● **GIVEN DATA**:
▼

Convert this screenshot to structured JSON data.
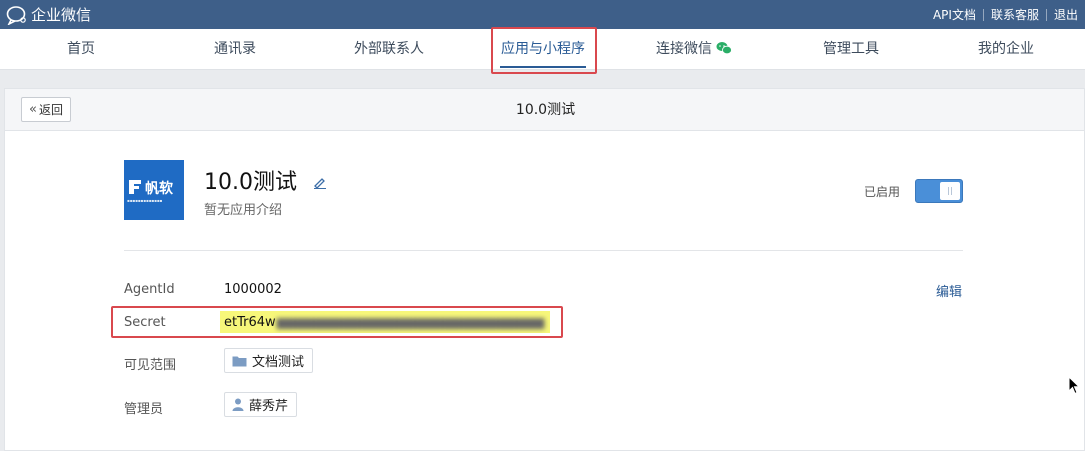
{
  "topbar": {
    "logo_text": "企业微信",
    "links": [
      "API文档",
      "联系客服",
      "退出"
    ]
  },
  "nav": {
    "items": [
      {
        "label": "首页"
      },
      {
        "label": "通讯录"
      },
      {
        "label": "外部联系人"
      },
      {
        "label": "应用与小程序",
        "active": true
      },
      {
        "label": "连接微信"
      },
      {
        "label": "管理工具"
      },
      {
        "label": "我的企业"
      }
    ]
  },
  "panel": {
    "back_label": "返回",
    "title": "10.0测试"
  },
  "app": {
    "logo_brand": "帆软",
    "name": "10.0测试",
    "description": "暂无应用介绍",
    "status_label": "已启用",
    "enabled": true
  },
  "fields": {
    "agentid_label": "AgentId",
    "agentid_value": "1000002",
    "edit_label": "编辑",
    "secret_label": "Secret",
    "secret_visible": "etTr64w",
    "visibility_label": "可见范围",
    "visibility_value": "文档测试",
    "admin_label": "管理员",
    "admin_value": "薛秀芹"
  },
  "colors": {
    "topbar": "#3e5f89",
    "accent": "#2a5b95",
    "highlight_box": "#d9484e",
    "secret_highlight": "#f7f77a",
    "toggle_on": "#4a8fd8"
  }
}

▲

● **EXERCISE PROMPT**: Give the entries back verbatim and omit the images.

● **ANSWER TO THIS EXERCISE**:
Convert this screenshot to structured JSON data.
{
  "topbar": {
    "logo_text": "企业微信",
    "links": [
      "API文档",
      "联系客服",
      "退出"
    ]
  },
  "nav": {
    "items": [
      {
        "label": "首页"
      },
      {
        "label": "通讯录"
      },
      {
        "label": "外部联系人"
      },
      {
        "label": "应用与小程序",
        "active": true
      },
      {
        "label": "连接微信"
      },
      {
        "label": "管理工具"
      },
      {
        "label": "我的企业"
      }
    ]
  },
  "panel": {
    "back_label": "返回",
    "title": "10.0测试"
  },
  "app": {
    "logo_brand": "帆软",
    "name": "10.0测试",
    "description": "暂无应用介绍",
    "status_label": "已启用",
    "enabled": true
  },
  "fields": {
    "agentid_label": "AgentId",
    "agentid_value": "1000002",
    "edit_label": "编辑",
    "secret_label": "Secret",
    "secret_visible": "etTr64w",
    "visibility_label": "可见范围",
    "visibility_value": "文档测试",
    "admin_label": "管理员",
    "admin_value": "薛秀芹"
  },
  "colors": {
    "topbar": "#3e5f89",
    "accent": "#2a5b95",
    "highlight_box": "#d9484e",
    "secret_highlight": "#f7f77a",
    "toggle_on": "#4a8fd8"
  }
}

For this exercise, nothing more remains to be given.